UT rejects participation in ranking study

Allison Harris

Because of a change to the way the U.S. News and World Report evaluates college education programs, UT will not provide information for a national ranking of undergraduate and graduate education programs, said a UTeach co-director.

U.S. News and World Report and the National Council on Teacher Quality announced late last month that they were teaming up for the first time to rate the nation’s undergraduate teacher education programs.

Thirty-seven education deans, presidents and directors sent a letter criticizing the council’s criteria, which they said focused on curriculum over results. Nobody from UT signed the letter, but they shared similar concerns about the new evaluation process, said UTeach co-director Michael Marder.

The letter criticized a plan to automatically fail programs that did not participate in the new review process.

Douglas Palmer, dean of Texas A&M’s College of Education and Human Development signed the letter and said the evaluations will not be valuable for Texas A&M or the general public.

“It’s the opinions of the people who are hiring our students, it is the opinions of the parents, and it is the learning of the students of our teacher graduates — these are the critical evaluation concerns,” he said.

The Council responded by instead deciding to give estimated ratings to schools it could not get enough information for.

“We are not in this to punish education schools that don’t respond,” said council spokeswoman Julie Greenberg. “We want to create the expectation that they owe this information to the public.”

Marder said UT is not planning to provide information to the council because it used inflexible standards to evaluate the UTeach program for training secondary science educators in Jan. 2010.

The state requires secondary science educators to study four different subjects. The University complies through composite certification, in which students take 24 course hours in one area, 12 hours in another field and six hours each in two other fields. Although Greenberg said it gave the University an overall design award, the program was criticized for requiring two biology courses of science teachers.

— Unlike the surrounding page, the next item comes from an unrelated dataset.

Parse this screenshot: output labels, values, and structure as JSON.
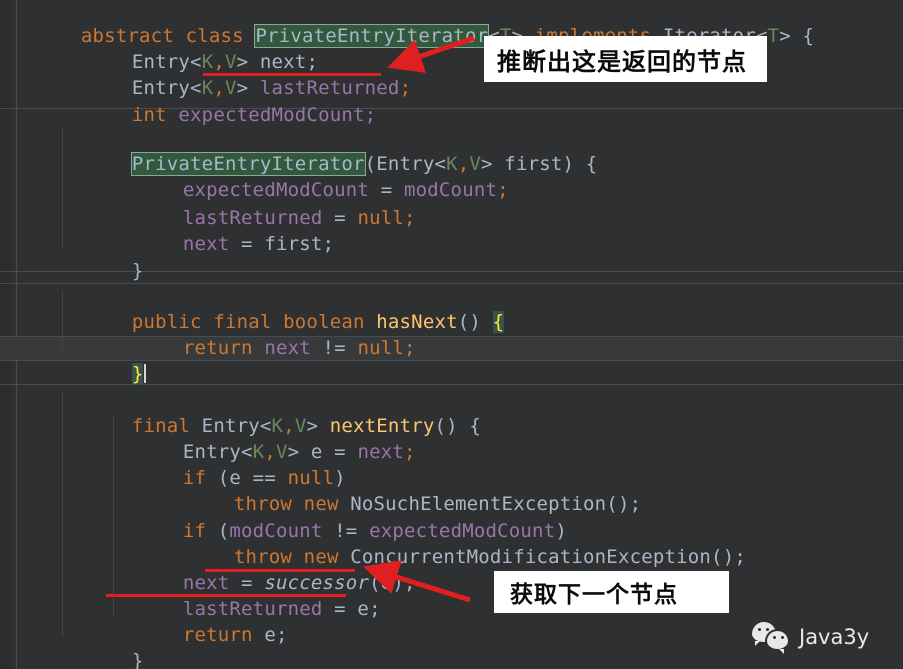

“They simply had the long list of particular things they were looking for in the program, and they gave a high score if they found them and a low score if they didn’t,” Marder said. “I see no indications that they pay attention to any of the outcomes for the graduates of the program. These are things that everyone preparing teachers cares about.”